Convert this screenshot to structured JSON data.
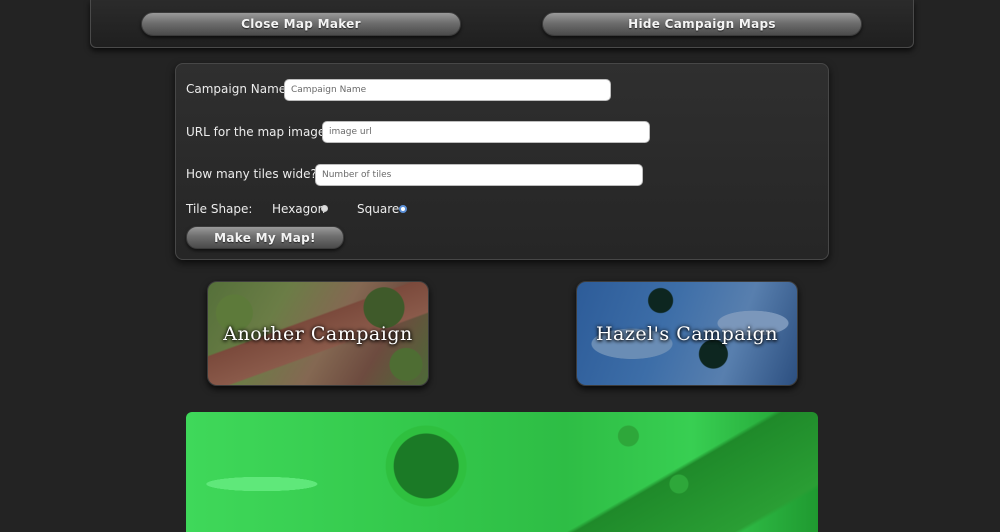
{
  "top_bar": {
    "close_label": "Close Map Maker",
    "hide_label": "Hide Campaign Maps"
  },
  "form": {
    "campaign_name_label": "Campaign Name:",
    "campaign_name_placeholder": "Campaign Name",
    "url_label": "URL for the map image:",
    "url_placeholder": "image url",
    "tiles_label": "How many tiles wide?",
    "tiles_placeholder": "Number of tiles",
    "tile_shape_label": "Tile Shape:",
    "options": [
      {
        "label": "Hexagon",
        "selected": false
      },
      {
        "label": "Square",
        "selected": true
      }
    ],
    "submit_label": "Make My Map!"
  },
  "campaigns": [
    {
      "title": "Another Campaign"
    },
    {
      "title": "Hazel's Campaign"
    }
  ],
  "colors": {
    "background": "#232323",
    "selected_radio": "#5b8fd6",
    "map_preview_tint": "#34c94c"
  }
}
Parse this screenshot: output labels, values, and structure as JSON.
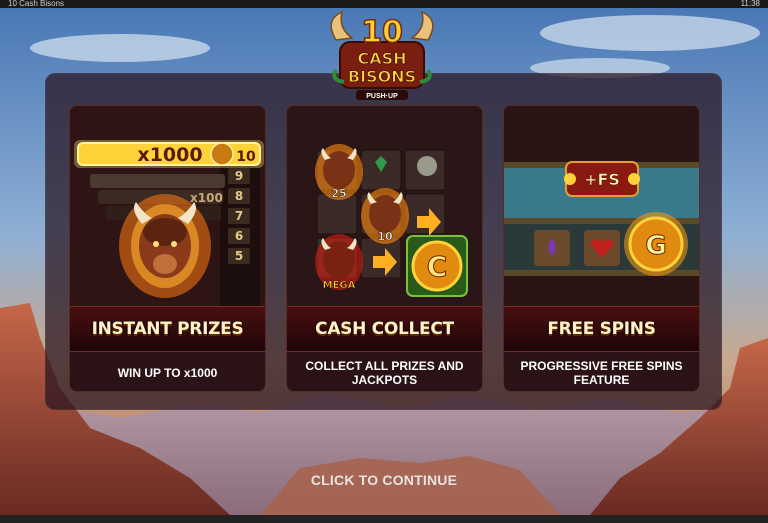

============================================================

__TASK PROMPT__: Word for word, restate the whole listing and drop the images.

__PROBLEM SOLUTION__:
Convert this screenshot to structured JSON data.
{
  "top_bar": {
    "close_label": "Close Map Maker",
    "hide_label": "Hide Campaign Maps"
  },
  "form": {
    "campaign_name_label": "Campaign Name:",
    "campaign_name_placeholder": "Campaign Name",
    "url_label": "URL for the map image:",
    "url_placeholder": "image url",
    "tiles_label": "How many tiles wide?",
    "tiles_placeholder": "Number of tiles",
    "tile_shape_label": "Tile Shape:",
    "options": [
      {
        "label": "Hexagon",
        "selected": false
      },
      {
        "label": "Square",
        "selected": true
      }
    ],
    "submit_label": "Make My Map!"
  },
  "campaigns": [
    {
      "title": "Another Campaign"
    },
    {
      "title": "Hazel's Campaign"
    }
  ],
  "colors": {
    "background": "#232323",
    "selected_radio": "#5b8fd6",
    "map_preview_tint": "#34c94c"
  }
}
Parse this screenshot: output labels, values, and structure as JSON.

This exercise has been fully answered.